Material supplied ▸
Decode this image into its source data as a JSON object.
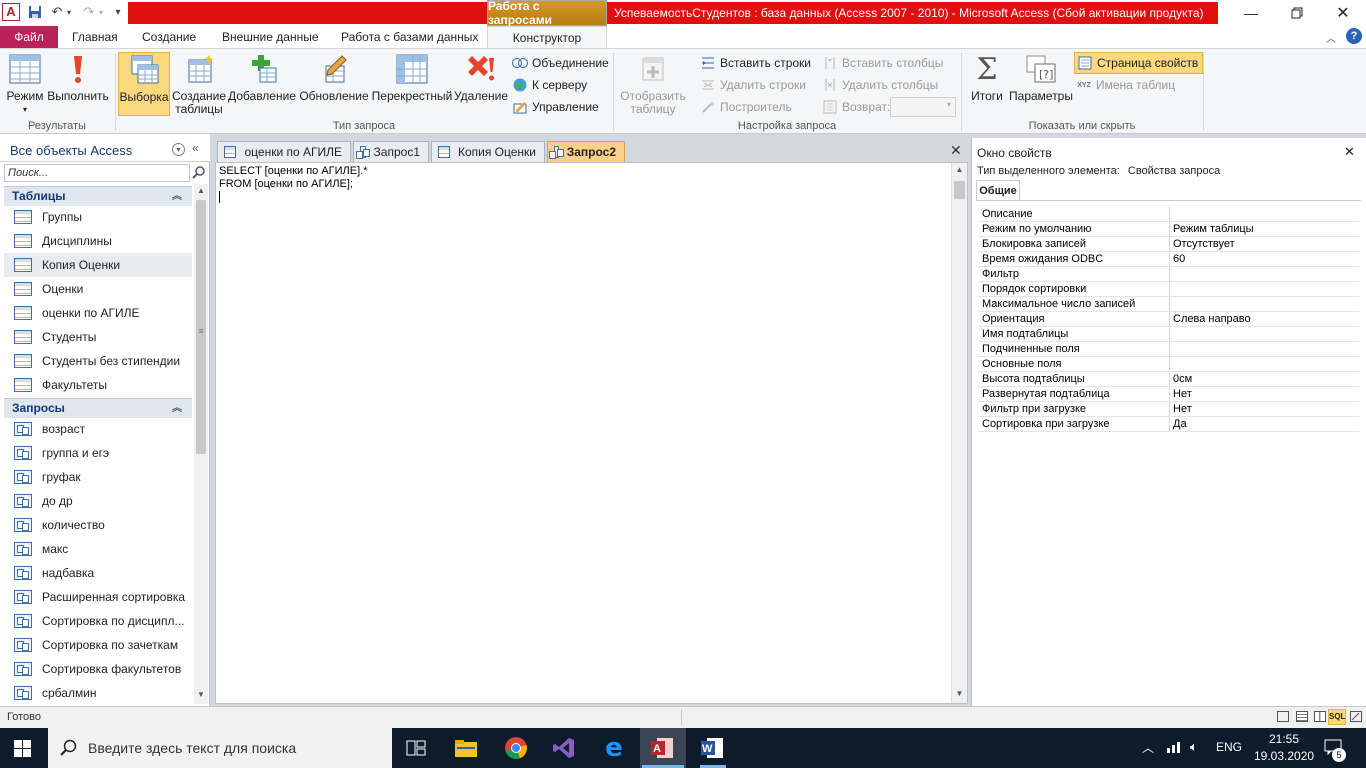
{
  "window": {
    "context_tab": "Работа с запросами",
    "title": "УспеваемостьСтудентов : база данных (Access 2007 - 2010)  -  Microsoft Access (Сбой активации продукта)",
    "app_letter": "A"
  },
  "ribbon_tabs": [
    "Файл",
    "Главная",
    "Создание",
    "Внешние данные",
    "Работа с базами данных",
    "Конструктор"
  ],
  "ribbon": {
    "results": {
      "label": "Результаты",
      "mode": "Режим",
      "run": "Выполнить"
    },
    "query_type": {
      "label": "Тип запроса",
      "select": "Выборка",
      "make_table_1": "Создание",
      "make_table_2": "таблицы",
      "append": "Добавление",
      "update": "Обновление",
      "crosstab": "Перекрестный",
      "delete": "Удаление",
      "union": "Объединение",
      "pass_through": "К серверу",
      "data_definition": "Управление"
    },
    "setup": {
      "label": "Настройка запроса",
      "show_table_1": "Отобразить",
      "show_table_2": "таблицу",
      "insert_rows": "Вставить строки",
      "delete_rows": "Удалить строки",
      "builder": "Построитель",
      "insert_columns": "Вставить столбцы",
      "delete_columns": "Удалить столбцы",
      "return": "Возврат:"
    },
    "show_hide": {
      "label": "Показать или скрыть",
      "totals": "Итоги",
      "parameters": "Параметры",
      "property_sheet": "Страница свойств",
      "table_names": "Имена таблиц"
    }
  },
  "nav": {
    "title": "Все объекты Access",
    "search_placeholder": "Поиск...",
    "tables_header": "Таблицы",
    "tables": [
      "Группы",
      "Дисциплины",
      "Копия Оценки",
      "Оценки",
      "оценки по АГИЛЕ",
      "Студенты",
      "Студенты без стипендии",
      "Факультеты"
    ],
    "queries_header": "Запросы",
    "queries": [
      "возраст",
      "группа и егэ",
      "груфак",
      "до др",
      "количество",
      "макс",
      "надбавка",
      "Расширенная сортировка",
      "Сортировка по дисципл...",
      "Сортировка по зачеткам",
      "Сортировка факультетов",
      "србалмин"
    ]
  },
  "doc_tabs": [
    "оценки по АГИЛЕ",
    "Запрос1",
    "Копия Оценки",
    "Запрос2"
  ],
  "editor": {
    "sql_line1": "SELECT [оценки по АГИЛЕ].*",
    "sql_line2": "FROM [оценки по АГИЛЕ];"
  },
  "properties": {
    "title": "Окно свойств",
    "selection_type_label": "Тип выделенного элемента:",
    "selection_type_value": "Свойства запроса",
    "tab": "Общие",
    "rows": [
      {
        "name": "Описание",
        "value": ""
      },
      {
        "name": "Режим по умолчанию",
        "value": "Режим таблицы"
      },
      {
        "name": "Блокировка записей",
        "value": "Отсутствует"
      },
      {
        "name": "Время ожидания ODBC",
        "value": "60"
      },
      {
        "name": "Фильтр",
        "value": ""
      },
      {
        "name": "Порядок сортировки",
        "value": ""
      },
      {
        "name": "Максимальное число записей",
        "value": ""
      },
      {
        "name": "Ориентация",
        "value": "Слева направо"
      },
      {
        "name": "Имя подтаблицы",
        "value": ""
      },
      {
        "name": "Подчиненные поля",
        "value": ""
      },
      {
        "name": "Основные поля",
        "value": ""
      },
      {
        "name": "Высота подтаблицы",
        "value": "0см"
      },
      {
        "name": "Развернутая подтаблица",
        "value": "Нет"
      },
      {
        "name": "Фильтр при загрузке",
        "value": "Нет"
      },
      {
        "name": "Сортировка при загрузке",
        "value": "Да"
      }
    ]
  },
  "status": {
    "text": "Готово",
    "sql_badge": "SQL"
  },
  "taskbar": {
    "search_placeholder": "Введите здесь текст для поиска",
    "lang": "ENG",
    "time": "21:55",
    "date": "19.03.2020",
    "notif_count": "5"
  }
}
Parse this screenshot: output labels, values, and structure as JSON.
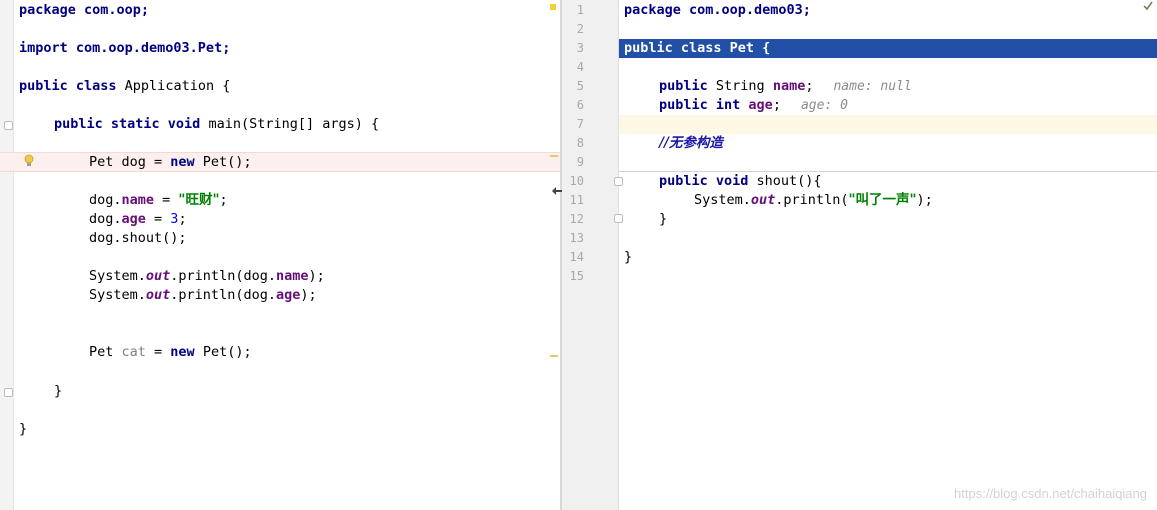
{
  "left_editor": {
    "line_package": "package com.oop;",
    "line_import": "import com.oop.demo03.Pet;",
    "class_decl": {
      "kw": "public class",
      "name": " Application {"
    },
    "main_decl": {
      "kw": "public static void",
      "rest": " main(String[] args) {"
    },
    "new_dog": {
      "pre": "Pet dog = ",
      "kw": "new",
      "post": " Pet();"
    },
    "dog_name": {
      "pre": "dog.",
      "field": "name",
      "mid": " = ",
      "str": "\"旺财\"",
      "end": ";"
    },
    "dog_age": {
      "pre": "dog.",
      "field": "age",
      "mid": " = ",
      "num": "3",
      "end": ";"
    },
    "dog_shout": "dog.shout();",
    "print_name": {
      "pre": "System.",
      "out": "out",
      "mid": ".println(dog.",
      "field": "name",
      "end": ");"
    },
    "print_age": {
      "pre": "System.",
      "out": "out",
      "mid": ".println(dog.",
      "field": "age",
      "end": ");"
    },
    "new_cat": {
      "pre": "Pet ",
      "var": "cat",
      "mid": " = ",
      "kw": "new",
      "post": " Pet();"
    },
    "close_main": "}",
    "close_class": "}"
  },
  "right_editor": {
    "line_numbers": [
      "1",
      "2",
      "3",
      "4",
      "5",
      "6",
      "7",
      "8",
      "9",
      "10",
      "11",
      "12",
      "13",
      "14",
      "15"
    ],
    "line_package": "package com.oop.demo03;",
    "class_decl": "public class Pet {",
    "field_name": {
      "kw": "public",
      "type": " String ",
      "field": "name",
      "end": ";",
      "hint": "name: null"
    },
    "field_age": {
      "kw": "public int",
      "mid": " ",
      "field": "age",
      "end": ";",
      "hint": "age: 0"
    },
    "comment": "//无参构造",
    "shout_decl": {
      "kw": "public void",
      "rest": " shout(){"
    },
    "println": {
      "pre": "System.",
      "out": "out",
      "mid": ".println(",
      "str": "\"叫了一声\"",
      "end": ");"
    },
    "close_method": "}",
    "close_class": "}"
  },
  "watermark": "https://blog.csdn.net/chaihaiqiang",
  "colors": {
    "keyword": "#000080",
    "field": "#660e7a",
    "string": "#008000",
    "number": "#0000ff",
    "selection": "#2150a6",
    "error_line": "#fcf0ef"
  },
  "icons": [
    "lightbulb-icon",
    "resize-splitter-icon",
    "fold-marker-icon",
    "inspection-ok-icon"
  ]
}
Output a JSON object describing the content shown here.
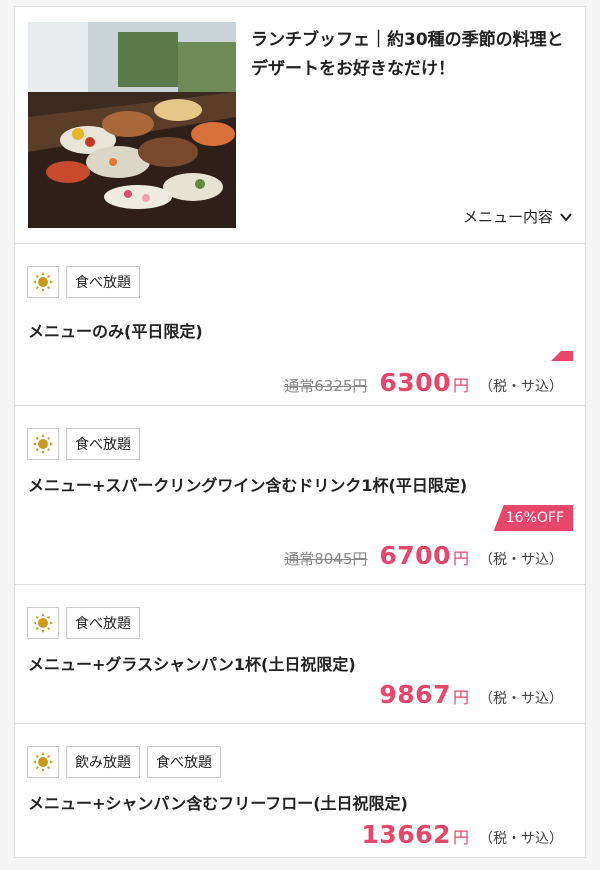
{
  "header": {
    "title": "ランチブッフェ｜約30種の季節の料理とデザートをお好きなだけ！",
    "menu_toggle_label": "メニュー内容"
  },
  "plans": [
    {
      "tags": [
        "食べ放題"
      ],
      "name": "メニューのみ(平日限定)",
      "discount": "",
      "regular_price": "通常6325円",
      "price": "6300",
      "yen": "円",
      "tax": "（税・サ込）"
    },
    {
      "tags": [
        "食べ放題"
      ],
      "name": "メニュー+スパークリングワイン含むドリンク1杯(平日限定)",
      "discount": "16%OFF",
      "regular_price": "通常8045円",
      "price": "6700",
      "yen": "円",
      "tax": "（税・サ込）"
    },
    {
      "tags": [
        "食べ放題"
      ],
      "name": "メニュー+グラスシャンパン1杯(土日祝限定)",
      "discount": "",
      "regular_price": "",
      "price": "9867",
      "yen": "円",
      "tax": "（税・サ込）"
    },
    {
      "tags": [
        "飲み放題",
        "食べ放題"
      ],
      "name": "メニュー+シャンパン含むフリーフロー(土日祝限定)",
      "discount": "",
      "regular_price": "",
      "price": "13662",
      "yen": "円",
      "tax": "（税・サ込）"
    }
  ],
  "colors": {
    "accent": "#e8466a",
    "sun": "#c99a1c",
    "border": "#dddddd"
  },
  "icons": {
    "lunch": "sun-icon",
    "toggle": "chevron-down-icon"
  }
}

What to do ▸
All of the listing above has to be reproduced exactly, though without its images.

Written response ▸
Decode this image into its source data as a JSON object.
{
  "window": {
    "context_tab": "Работа с запросами",
    "title": "УспеваемостьСтудентов : база данных (Access 2007 - 2010)  -  Microsoft Access (Сбой активации продукта)",
    "app_letter": "A"
  },
  "ribbon_tabs": [
    "Файл",
    "Главная",
    "Создание",
    "Внешние данные",
    "Работа с базами данных",
    "Конструктор"
  ],
  "ribbon": {
    "results": {
      "label": "Результаты",
      "mode": "Режим",
      "run": "Выполнить"
    },
    "query_type": {
      "label": "Тип запроса",
      "select": "Выборка",
      "make_table_1": "Создание",
      "make_table_2": "таблицы",
      "append": "Добавление",
      "update": "Обновление",
      "crosstab": "Перекрестный",
      "delete": "Удаление",
      "union": "Объединение",
      "pass_through": "К серверу",
      "data_definition": "Управление"
    },
    "setup": {
      "label": "Настройка запроса",
      "show_table_1": "Отобразить",
      "show_table_2": "таблицу",
      "insert_rows": "Вставить строки",
      "delete_rows": "Удалить строки",
      "builder": "Построитель",
      "insert_columns": "Вставить столбцы",
      "delete_columns": "Удалить столбцы",
      "return": "Возврат:"
    },
    "show_hide": {
      "label": "Показать или скрыть",
      "totals": "Итоги",
      "parameters": "Параметры",
      "property_sheet": "Страница свойств",
      "table_names": "Имена таблиц"
    }
  },
  "nav": {
    "title": "Все объекты Access",
    "search_placeholder": "Поиск...",
    "tables_header": "Таблицы",
    "tables": [
      "Группы",
      "Дисциплины",
      "Копия Оценки",
      "Оценки",
      "оценки по АГИЛЕ",
      "Студенты",
      "Студенты без стипендии",
      "Факультеты"
    ],
    "queries_header": "Запросы",
    "queries": [
      "возраст",
      "группа и егэ",
      "груфак",
      "до др",
      "количество",
      "макс",
      "надбавка",
      "Расширенная сортировка",
      "Сортировка по дисципл...",
      "Сортировка по зачеткам",
      "Сортировка факультетов",
      "србалмин"
    ]
  },
  "doc_tabs": [
    "оценки по АГИЛЕ",
    "Запрос1",
    "Копия Оценки",
    "Запрос2"
  ],
  "editor": {
    "sql_line1": "SELECT [оценки по АГИЛЕ].*",
    "sql_line2": "FROM [оценки по АГИЛЕ];"
  },
  "properties": {
    "title": "Окно свойств",
    "selection_type_label": "Тип выделенного элемента:",
    "selection_type_value": "Свойства запроса",
    "tab": "Общие",
    "rows": [
      {
        "name": "Описание",
        "value": ""
      },
      {
        "name": "Режим по умолчанию",
        "value": "Режим таблицы"
      },
      {
        "name": "Блокировка записей",
        "value": "Отсутствует"
      },
      {
        "name": "Время ожидания ODBC",
        "value": "60"
      },
      {
        "name": "Фильтр",
        "value": ""
      },
      {
        "name": "Порядок сортировки",
        "value": ""
      },
      {
        "name": "Максимальное число записей",
        "value": ""
      },
      {
        "name": "Ориентация",
        "value": "Слева направо"
      },
      {
        "name": "Имя подтаблицы",
        "value": ""
      },
      {
        "name": "Подчиненные поля",
        "value": ""
      },
      {
        "name": "Основные поля",
        "value": ""
      },
      {
        "name": "Высота подтаблицы",
        "value": "0см"
      },
      {
        "name": "Развернутая подтаблица",
        "value": "Нет"
      },
      {
        "name": "Фильтр при загрузке",
        "value": "Нет"
      },
      {
        "name": "Сортировка при загрузке",
        "value": "Да"
      }
    ]
  },
  "status": {
    "text": "Готово",
    "sql_badge": "SQL"
  },
  "taskbar": {
    "search_placeholder": "Введите здесь текст для поиска",
    "lang": "ENG",
    "time": "21:55",
    "date": "19.03.2020",
    "notif_count": "5"
  }
}
Parse this screenshot: output labels, values, and structure as JSON.
{
  "left_editor": {
    "line_package": "package com.oop;",
    "line_import": "import com.oop.demo03.Pet;",
    "class_decl": {
      "kw": "public class",
      "name": " Application {"
    },
    "main_decl": {
      "kw": "public static void",
      "rest": " main(String[] args) {"
    },
    "new_dog": {
      "pre": "Pet dog = ",
      "kw": "new",
      "post": " Pet();"
    },
    "dog_name": {
      "pre": "dog.",
      "field": "name",
      "mid": " = ",
      "str": "\"旺财\"",
      "end": ";"
    },
    "dog_age": {
      "pre": "dog.",
      "field": "age",
      "mid": " = ",
      "num": "3",
      "end": ";"
    },
    "dog_shout": "dog.shout();",
    "print_name": {
      "pre": "System.",
      "out": "out",
      "mid": ".println(dog.",
      "field": "name",
      "end": ");"
    },
    "print_age": {
      "pre": "System.",
      "out": "out",
      "mid": ".println(dog.",
      "field": "age",
      "end": ");"
    },
    "new_cat": {
      "pre": "Pet ",
      "var": "cat",
      "mid": " = ",
      "kw": "new",
      "post": " Pet();"
    },
    "close_main": "}",
    "close_class": "}"
  },
  "right_editor": {
    "line_numbers": [
      "1",
      "2",
      "3",
      "4",
      "5",
      "6",
      "7",
      "8",
      "9",
      "10",
      "11",
      "12",
      "13",
      "14",
      "15"
    ],
    "line_package": "package com.oop.demo03;",
    "class_decl": "public class Pet {",
    "field_name": {
      "kw": "public",
      "type": " String ",
      "field": "name",
      "end": ";",
      "hint": "name: null"
    },
    "field_age": {
      "kw": "public int",
      "mid": " ",
      "field": "age",
      "end": ";",
      "hint": "age: 0"
    },
    "comment": "//无参构造",
    "shout_decl": {
      "kw": "public void",
      "rest": " shout(){"
    },
    "println": {
      "pre": "System.",
      "out": "out",
      "mid": ".println(",
      "str": "\"叫了一声\"",
      "end": ");"
    },
    "close_method": "}",
    "close_class": "}"
  },
  "watermark": "https://blog.csdn.net/chaihaiqiang",
  "colors": {
    "keyword": "#000080",
    "field": "#660e7a",
    "string": "#008000",
    "number": "#0000ff",
    "selection": "#2150a6",
    "error_line": "#fcf0ef"
  },
  "icons": [
    "lightbulb-icon",
    "resize-splitter-icon",
    "fold-marker-icon",
    "inspection-ok-icon"
  ]
}
Output a JSON object describing the content shown here.
{
  "header": {
    "title": "ランチブッフェ｜約30種の季節の料理とデザートをお好きなだけ！",
    "menu_toggle_label": "メニュー内容"
  },
  "plans": [
    {
      "tags": [
        "食べ放題"
      ],
      "name": "メニューのみ(平日限定)",
      "discount": "",
      "regular_price": "通常6325円",
      "price": "6300",
      "yen": "円",
      "tax": "（税・サ込）"
    },
    {
      "tags": [
        "食べ放題"
      ],
      "name": "メニュー+スパークリングワイン含むドリンク1杯(平日限定)",
      "discount": "16%OFF",
      "regular_price": "通常8045円",
      "price": "6700",
      "yen": "円",
      "tax": "（税・サ込）"
    },
    {
      "tags": [
        "食べ放題"
      ],
      "name": "メニュー+グラスシャンパン1杯(土日祝限定)",
      "discount": "",
      "regular_price": "",
      "price": "9867",
      "yen": "円",
      "tax": "（税・サ込）"
    },
    {
      "tags": [
        "飲み放題",
        "食べ放題"
      ],
      "name": "メニュー+シャンパン含むフリーフロー(土日祝限定)",
      "discount": "",
      "regular_price": "",
      "price": "13662",
      "yen": "円",
      "tax": "（税・サ込）"
    }
  ],
  "colors": {
    "accent": "#e8466a",
    "sun": "#c99a1c",
    "border": "#dddddd"
  },
  "icons": {
    "lunch": "sun-icon",
    "toggle": "chevron-down-icon"
  }
}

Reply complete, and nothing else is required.